DATELINE:  Paul Revere or Benedict Arnold?

snowden

Only the redoubtable Oliver Stone would dare to take a story filled with blanks and replace them with carte blanche in the political conundrum, Snowden.

Edward Snowden, former CIA and NSA operative, turned over a cachet of documents to the media—and now resides in Moscow as the Man without a Country, 21st century version.

Hero, scapegoat, or nutcase, Snowden leaves ambiguity in his personal wake, turned into whatever the reader wants to make of it. His wake is most desired by the military-industrial lobby.

We remain skeptical that a man with no formal education could rise to the top of American security. When asked about it in the film, he answers he is self-taught. He passed all those government aptitude tests with flying colors—which ought to raise a flag or two.

There is much to admire about Snowden—if we overlook his emotional problems treated with medications (but not enough to remove him from sensitive material).

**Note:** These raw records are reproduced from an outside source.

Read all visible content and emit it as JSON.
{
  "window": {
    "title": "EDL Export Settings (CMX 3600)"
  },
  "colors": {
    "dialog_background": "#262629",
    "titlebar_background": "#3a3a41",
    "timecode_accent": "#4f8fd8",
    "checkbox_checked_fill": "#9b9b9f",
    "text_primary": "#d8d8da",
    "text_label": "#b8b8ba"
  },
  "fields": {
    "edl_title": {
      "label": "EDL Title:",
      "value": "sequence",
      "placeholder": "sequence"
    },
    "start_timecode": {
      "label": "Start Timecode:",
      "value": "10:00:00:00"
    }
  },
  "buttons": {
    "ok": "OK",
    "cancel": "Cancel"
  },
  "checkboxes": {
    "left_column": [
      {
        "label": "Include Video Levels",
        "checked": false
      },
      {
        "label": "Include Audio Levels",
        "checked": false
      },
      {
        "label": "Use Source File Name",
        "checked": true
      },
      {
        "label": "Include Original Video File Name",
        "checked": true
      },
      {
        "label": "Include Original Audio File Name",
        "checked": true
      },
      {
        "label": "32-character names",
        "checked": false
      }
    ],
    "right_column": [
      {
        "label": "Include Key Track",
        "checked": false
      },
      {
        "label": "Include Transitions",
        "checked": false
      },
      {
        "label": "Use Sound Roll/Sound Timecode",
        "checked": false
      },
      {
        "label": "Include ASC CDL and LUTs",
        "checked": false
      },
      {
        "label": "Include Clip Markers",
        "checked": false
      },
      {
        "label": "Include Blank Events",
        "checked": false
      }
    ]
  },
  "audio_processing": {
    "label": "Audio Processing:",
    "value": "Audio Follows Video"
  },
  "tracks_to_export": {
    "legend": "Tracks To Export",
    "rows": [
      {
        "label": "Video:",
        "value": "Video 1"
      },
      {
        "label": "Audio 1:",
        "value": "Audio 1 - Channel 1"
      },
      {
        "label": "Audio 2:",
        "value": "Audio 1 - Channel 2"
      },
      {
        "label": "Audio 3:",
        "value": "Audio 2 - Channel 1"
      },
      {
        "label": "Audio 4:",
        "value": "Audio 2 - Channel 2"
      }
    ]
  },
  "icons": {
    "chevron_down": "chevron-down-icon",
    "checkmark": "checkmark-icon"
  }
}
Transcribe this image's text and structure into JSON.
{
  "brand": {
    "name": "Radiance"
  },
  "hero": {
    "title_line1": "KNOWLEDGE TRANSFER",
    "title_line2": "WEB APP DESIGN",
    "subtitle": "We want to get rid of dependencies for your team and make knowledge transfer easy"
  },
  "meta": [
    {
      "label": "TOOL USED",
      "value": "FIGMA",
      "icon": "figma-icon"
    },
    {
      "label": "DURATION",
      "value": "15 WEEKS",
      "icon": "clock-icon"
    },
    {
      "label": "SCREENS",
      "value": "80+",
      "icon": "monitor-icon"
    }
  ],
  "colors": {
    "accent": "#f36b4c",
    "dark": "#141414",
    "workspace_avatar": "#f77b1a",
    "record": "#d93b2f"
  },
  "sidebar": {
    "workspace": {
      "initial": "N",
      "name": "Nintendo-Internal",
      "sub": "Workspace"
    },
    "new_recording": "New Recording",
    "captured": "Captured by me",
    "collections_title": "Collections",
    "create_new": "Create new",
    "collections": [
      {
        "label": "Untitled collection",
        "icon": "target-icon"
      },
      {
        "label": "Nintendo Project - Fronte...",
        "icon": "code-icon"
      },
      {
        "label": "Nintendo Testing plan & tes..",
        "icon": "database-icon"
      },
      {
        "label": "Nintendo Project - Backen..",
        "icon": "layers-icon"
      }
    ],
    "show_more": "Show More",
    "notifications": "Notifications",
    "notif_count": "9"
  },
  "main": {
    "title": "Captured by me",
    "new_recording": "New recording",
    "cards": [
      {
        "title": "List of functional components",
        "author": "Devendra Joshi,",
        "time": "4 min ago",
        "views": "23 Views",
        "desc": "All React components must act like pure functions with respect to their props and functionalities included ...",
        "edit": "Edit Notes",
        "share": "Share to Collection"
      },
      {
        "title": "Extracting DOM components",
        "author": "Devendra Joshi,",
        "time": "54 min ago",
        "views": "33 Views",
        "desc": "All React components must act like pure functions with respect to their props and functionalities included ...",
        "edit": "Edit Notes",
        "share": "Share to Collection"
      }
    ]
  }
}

We might agree his brilliant mind overwhelmed his mentors and teachers in the intelligence/oxymoron community. He seemed to lack a sense that he was surrounded by extremely dangerous people.

Oliver Stone always populates his film world with extraordinary performers like Timothy Olyphant, Nicholas Cage, Scott Eastwood, Rhys Ifans, Tom Wilkinson, and Zachary Quinto. They more than fittingly support Joseph Gordon-Levitt who can provide the proper sympathy for Stone’s central figure.

The actual Edward Snowden appears at the film’s end in Moscow, obviously giving credence and blessing to the project of Oliver Stone’s direction and writing.

If Snowden is the new Paul Revere, these nouveau redcoats will catch him sooner than later. Recent reports are that Putin may turn him over to Trump to curry favor with the new POTUS. The deadly forces of spy networks may never let it come to that if this movie has any currency.